Adele, who has the year's top selling album so far, performs at NPR.
Nielsen SoundScan, which tracks music sales across the country, reported an anemic ray of sunshine for a music industry that has been battered by the Internet: For the first time since 2004, sales of albums posted an uptick.
Now, our friend Frannie Kelley from NPR's The Record says it is the slightest of gains — 1 percent — and "sales are still way down from where they were before the decline started."
The Hartford Courant reports the gain is likely in part due to a federal court shutting down LimeWire, a peer-to-peer sharing service.
And The Los Angeles Times says that even though it's a slim gain, it is "progress for an industry that's struggling to find ways to get consumers to pay for music rather than download free, pirated copies from file-sharing services."
But the Courant quotes Bob Lefsetz, a music industry observer, who was far less charitable in his assessment of the numbers:
"Trumpeting this as good news is like saying we're winning in Afghanistan if the body count is less than it was the previous week," Lefsetz wrote. "We lost that war. And the major labels lost the Internet war."
Streaming is the future of music, Lefsetz predicts, noting that Nielsen's numbers came on the same day that Spotify, a popular digital subscription service in Europe, began allowing American subscribers to sign up.

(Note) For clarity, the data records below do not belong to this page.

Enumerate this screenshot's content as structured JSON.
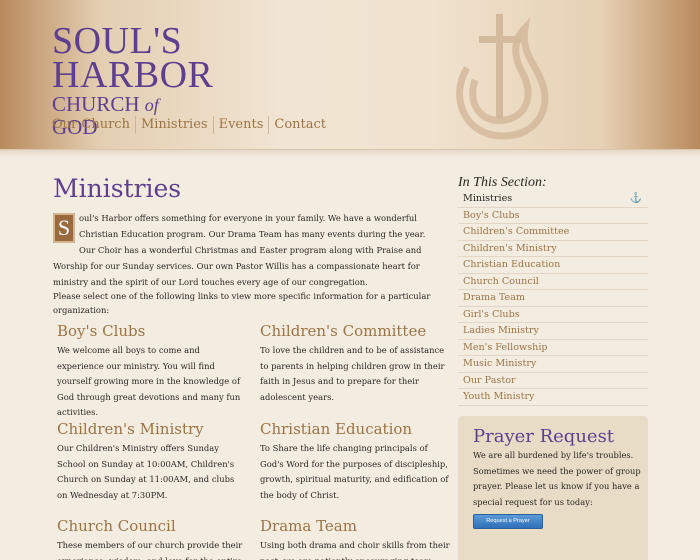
{
  "logo": {
    "line1": "SOUL'S",
    "line2": "HARBOR",
    "line3_a": "CHURCH ",
    "line3_of": "of",
    "line3_b": " GOD"
  },
  "nav": [
    "Our Church",
    "Ministries",
    "Events",
    "Contact"
  ],
  "page_title": "Ministries",
  "intro": {
    "dropcap": "S",
    "text": "oul's Harbor offers something for everyone in your family. We have a wonderful Christian Education program. Our Drama Team has many events during the year. Our Choir has a wonderful Christmas and Easter program along with Praise and Worship for our Sunday services. Our own Pastor Willis has a compassionate heart for ministry and the spirit of our Lord touches every age of our congregation."
  },
  "select_line": "Please select one of the following links to view more specific information for a particular organization:",
  "ministries": [
    {
      "title": "Boy's Clubs",
      "text": "We welcome all boys to come and experience our ministry. You will find yourself growing more in the knowledge of God through great devotions and many fun activities."
    },
    {
      "title": "Children's Committee",
      "text": "To love the children and to be of assistance to parents in helping children grow in their faith in Jesus and to prepare for their adolescent years."
    },
    {
      "title": "Children's Ministry",
      "text": "Our Children's Ministry offers Sunday School on Sunday at 10:00AM, Children's Church on Sunday at 11:00AM, and clubs on Wednesday at 7:30PM."
    },
    {
      "title": "Christian Education",
      "text": "To Share the life changing principals of God's Word for the purposes of discipleship, growth, spiritual maturity, and edification of the body of Christ."
    },
    {
      "title": "Church Council",
      "text": "These members of our church provide their experience, wisdom, and love for the entire"
    },
    {
      "title": "Drama Team",
      "text": "Using both drama and choir skills from their past, we are patiently encouraging team"
    }
  ],
  "sidebar": {
    "title": "In This Section:",
    "items": [
      "Ministries",
      "Boy's Clubs",
      "Children's Committee",
      "Children's Ministry",
      "Christian Education",
      "Church Council",
      "Drama Team",
      "Girl's Clubs",
      "Ladies Ministry",
      "Men's Fellowship",
      "Music Ministry",
      "Our Pastor",
      "Youth Ministry"
    ],
    "anchor_icon": "⚓"
  },
  "prayer": {
    "title": "Prayer Request",
    "text": "We are all burdened by life's troubles. Sometimes we need the power of group prayer. Please let us know if you have a special request for us today:",
    "button": "Request a Prayer"
  },
  "colors": {
    "purple": "#5e3f8f",
    "gold": "#9c7444",
    "background": "#f3ece1"
  }
}
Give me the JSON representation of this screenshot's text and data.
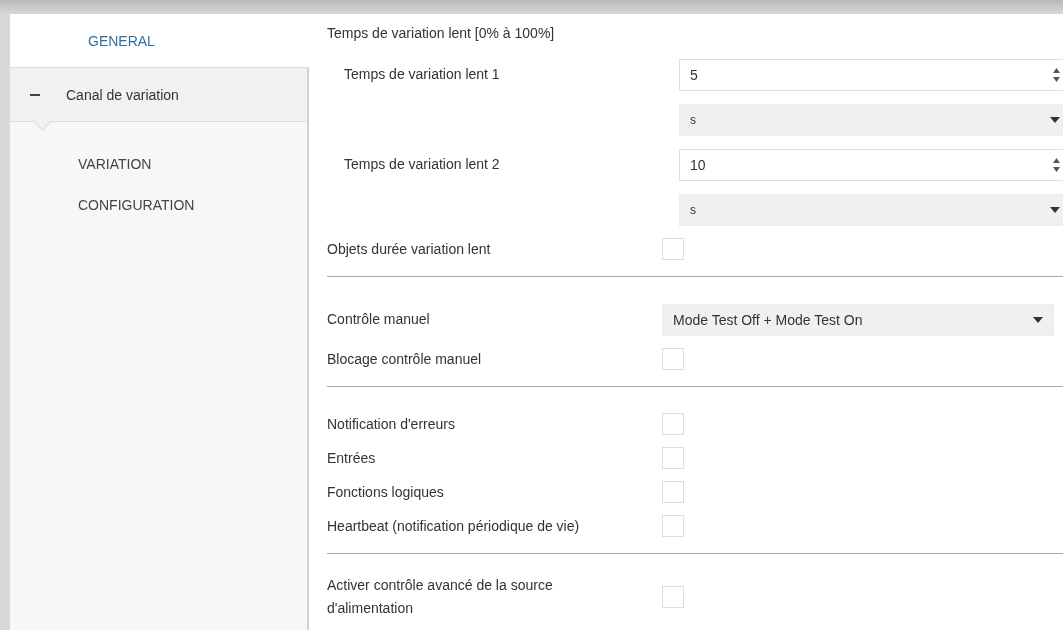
{
  "sidebar": {
    "items": [
      {
        "label": "GENERAL",
        "selected": true
      },
      {
        "label": "Canal de variation",
        "selected": false,
        "expanded": true,
        "children": [
          {
            "label": "VARIATION",
            "selected": false
          },
          {
            "label": "CONFIGURATION",
            "selected": false
          }
        ]
      }
    ]
  },
  "panel": {
    "rows": [
      {
        "kind": "heading",
        "label": "Temps de variation lent [0% à 100%]"
      },
      {
        "kind": "group",
        "items": [
          {
            "kind": "spin",
            "label": "Temps de variation lent 1",
            "value": "5"
          },
          {
            "kind": "select",
            "value": "s"
          },
          {
            "kind": "spin",
            "label": "Temps de variation lent 2",
            "value": "10"
          },
          {
            "kind": "select",
            "value": "s"
          }
        ]
      },
      {
        "kind": "checkbox",
        "label": "Objets durée variation lent",
        "checked": false
      },
      {
        "kind": "divider"
      },
      {
        "kind": "select",
        "label": "Contrôle manuel",
        "value": "Mode Test Off + Mode Test On"
      },
      {
        "kind": "checkbox",
        "label": "Blocage contrôle manuel",
        "checked": false
      },
      {
        "kind": "divider"
      },
      {
        "kind": "checkbox",
        "label": "Notification d'erreurs",
        "checked": false
      },
      {
        "kind": "checkbox",
        "label": "Entrées",
        "checked": false
      },
      {
        "kind": "checkbox",
        "label": "Fonctions logiques",
        "checked": false
      },
      {
        "kind": "checkbox",
        "label": "Heartbeat (notification périodique de vie)",
        "checked": false
      },
      {
        "kind": "divider"
      },
      {
        "kind": "checkbox",
        "label": "Activer contrôle avancé de la source d'alimentation",
        "checked": false
      }
    ]
  }
}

The BBC reports that 21, the latest effort from the British singer Adele, is the year's top selling album with 2.5 million copies sold. Lady Gaga, Mumford & Sons, Jason Aldean and Bruno Mars round out the top five.